Background: In order to improve injury assessment of brain injuries, protein markers of pathophysiological processes and tissue fate have been introduced in the clinic. The most studied protein "biomarker" of cerebral damage in traumatic brain injury (TBI) is the protein S100B. The aim of this narrative review is to thoroughly analyze the properties and capabilities of this biomarker with focus on clinical utility in the assessment of patients suffering from TBI.
Results: S100B has successfully been implemented in the clinic regionally (1) to screen mild TBI patients evaluating the need to perform a head computerized tomography, (2) to predict outcome in moderate-to-severe TBI patients, (3) to detect secondary injury development in brain-injured patients and (4) to evaluate treatment efficacy. The potential opportunities and pitfalls of S100B in the different areas usually refer to its specificity and sensitivity to detect and assess intracranial injury.
Conclusion: Given some shortcomings that should be realized, S100B can be used as a versatile screening, monitoring and prediction tool in the management of TBI patients.
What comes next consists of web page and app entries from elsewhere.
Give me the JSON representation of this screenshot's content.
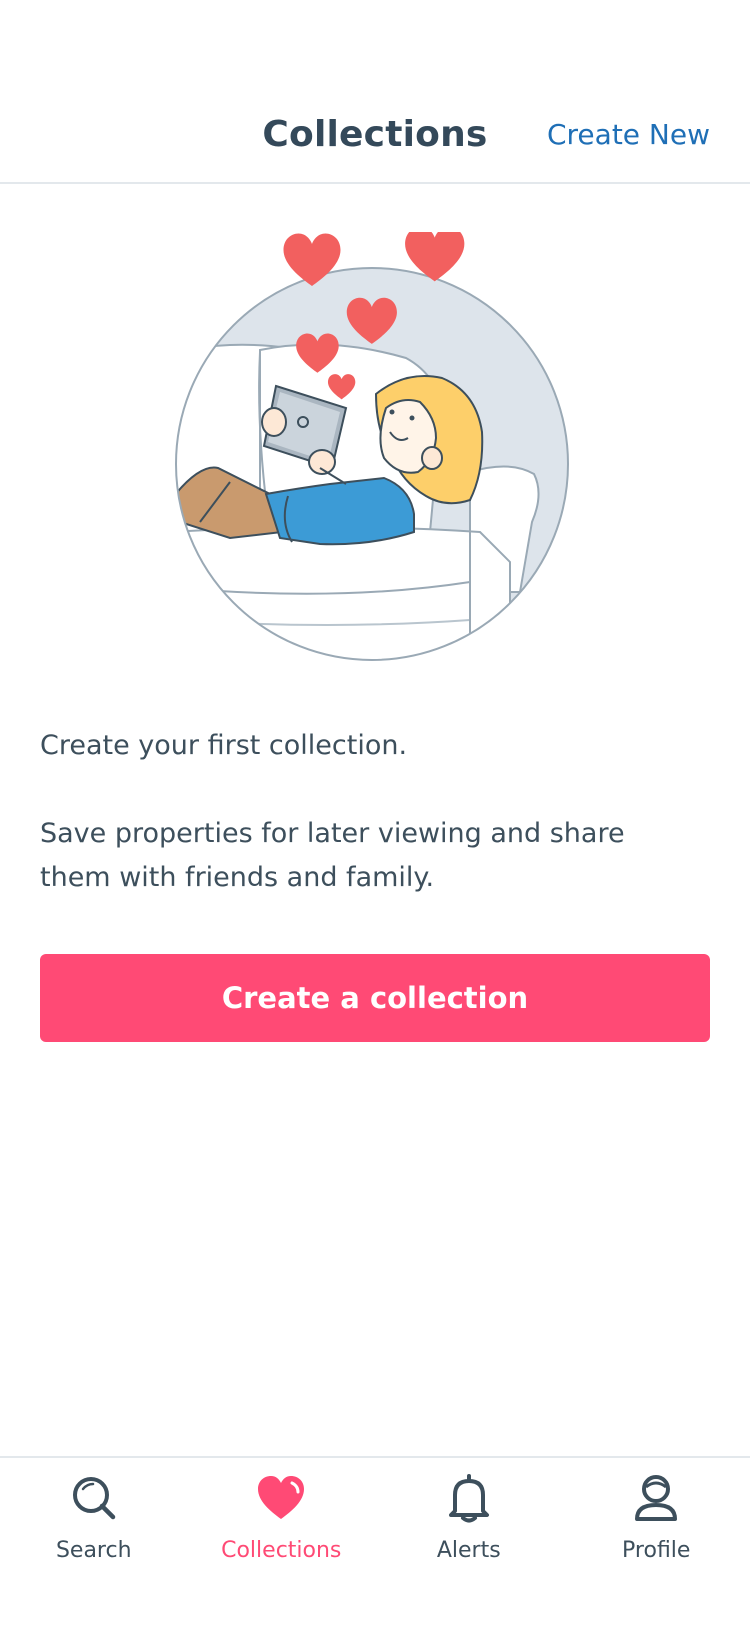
{
  "header": {
    "title": "Collections",
    "action_label": "Create New"
  },
  "empty_state": {
    "heading": "Create your first collection.",
    "description": "Save properties for later viewing and share them with friends and family.",
    "button_label": "Create a collection"
  },
  "tabs": [
    {
      "label": "Search",
      "icon": "search-icon",
      "active": false
    },
    {
      "label": "Collections",
      "icon": "heart-icon",
      "active": true
    },
    {
      "label": "Alerts",
      "icon": "bell-icon",
      "active": false
    },
    {
      "label": "Profile",
      "icon": "profile-icon",
      "active": false
    }
  ],
  "colors": {
    "accent": "#ff4a75",
    "link": "#1f6fb6",
    "text": "#3d4f5c",
    "heart": "#f2605f"
  }
}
Keywords: Biomarker; Humans; Monitoring; Outcome; S100B; Screening; Serum; Traumatic brain injury.